*** Opening Data supplied ***
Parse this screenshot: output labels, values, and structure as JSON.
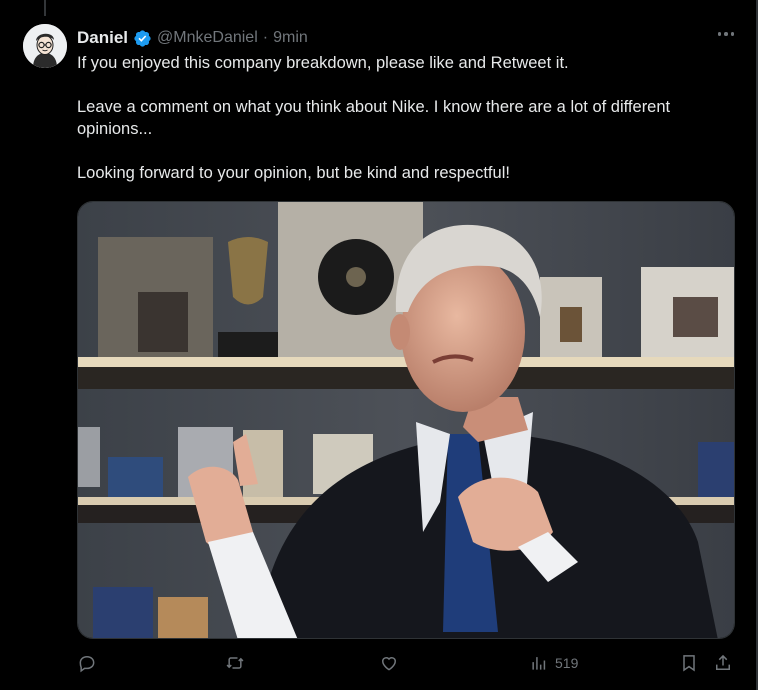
{
  "tweet": {
    "author_name": "Daniel",
    "handle": "@MnkeDaniel",
    "separator": "·",
    "time": "9min",
    "paragraphs": [
      "If you enjoyed this company breakdown, please like and Retweet it.",
      "Leave a comment on what you think about Nike. I know there are a lot of different opinions...",
      "Looking forward to your opinion, but be kind and respectful!"
    ],
    "views": "519"
  },
  "colors": {
    "verified": "#1d9bf0",
    "muted": "#71767b",
    "text": "#e7e9ea"
  },
  "icons": [
    "verified-badge-icon",
    "more-icon",
    "reply-icon",
    "retweet-icon",
    "like-icon",
    "views-icon",
    "bookmark-icon",
    "share-icon"
  ]
}
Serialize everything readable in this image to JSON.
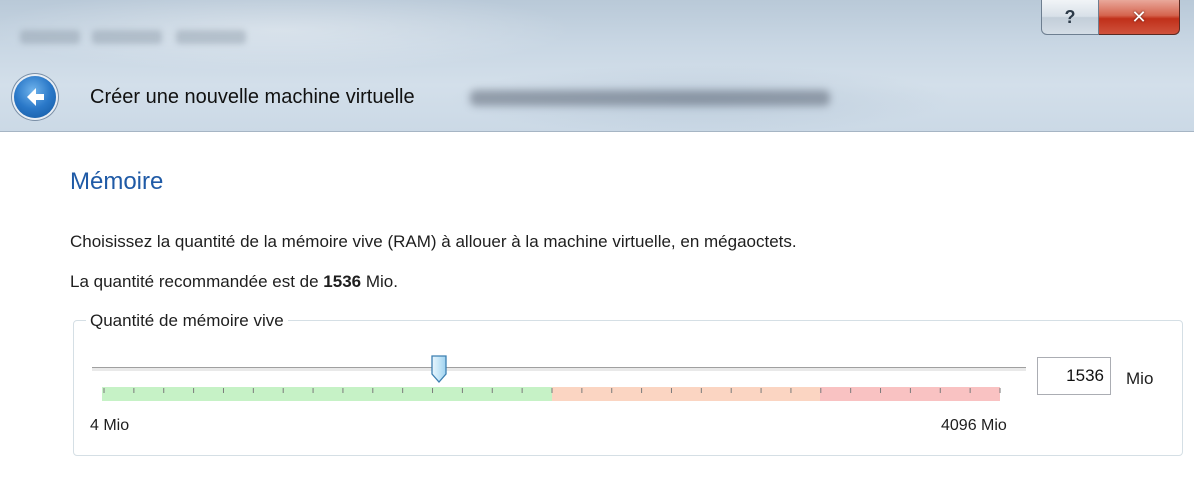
{
  "window": {
    "title": "Créer une nouvelle machine virtuelle",
    "help_glyph": "?",
    "close_glyph": "✕"
  },
  "page": {
    "section_title": "Mémoire",
    "description": "Choisissez la quantité de la mémoire vive (RAM) à allouer à la machine virtuelle, en mégaoctets.",
    "recommend_prefix": "La quantité recommandée est de ",
    "recommend_value": "1536",
    "recommend_suffix": " Mio."
  },
  "memory": {
    "group_label": "Quantité de mémoire vive",
    "min_label": "4 Mio",
    "max_label": "4096 Mio",
    "value": "1536",
    "unit": "Mio",
    "min_value": 4,
    "max_value": 4096,
    "current_value": 1536
  },
  "colors": {
    "section_title": "#1f5aa6",
    "zone_green": "#c6f2c6",
    "zone_orange": "#fbd5c2",
    "zone_red": "#f9c2c2"
  }
}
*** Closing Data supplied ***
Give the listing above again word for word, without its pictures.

> Answer section
Parse this screenshot: output labels, values, and structure as JSON.
{
  "tweet": {
    "author_name": "Daniel",
    "handle": "@MnkeDaniel",
    "separator": "·",
    "time": "9min",
    "paragraphs": [
      "If you enjoyed this company breakdown, please like and Retweet it.",
      "Leave a comment on what you think about Nike. I know there are a lot of different opinions...",
      "Looking forward to your opinion, but be kind and respectful!"
    ],
    "views": "519"
  },
  "colors": {
    "verified": "#1d9bf0",
    "muted": "#71767b",
    "text": "#e7e9ea"
  },
  "icons": [
    "verified-badge-icon",
    "more-icon",
    "reply-icon",
    "retweet-icon",
    "like-icon",
    "views-icon",
    "bookmark-icon",
    "share-icon"
  ]
}
Serialize everything readable in this image to JSON.
{
  "window": {
    "title": "Créer une nouvelle machine virtuelle",
    "help_glyph": "?",
    "close_glyph": "✕"
  },
  "page": {
    "section_title": "Mémoire",
    "description": "Choisissez la quantité de la mémoire vive (RAM) à allouer à la machine virtuelle, en mégaoctets.",
    "recommend_prefix": "La quantité recommandée est de ",
    "recommend_value": "1536",
    "recommend_suffix": " Mio."
  },
  "memory": {
    "group_label": "Quantité de mémoire vive",
    "min_label": "4 Mio",
    "max_label": "4096 Mio",
    "value": "1536",
    "unit": "Mio",
    "min_value": 4,
    "max_value": 4096,
    "current_value": 1536
  },
  "colors": {
    "section_title": "#1f5aa6",
    "zone_green": "#c6f2c6",
    "zone_orange": "#fbd5c2",
    "zone_red": "#f9c2c2"
  }
}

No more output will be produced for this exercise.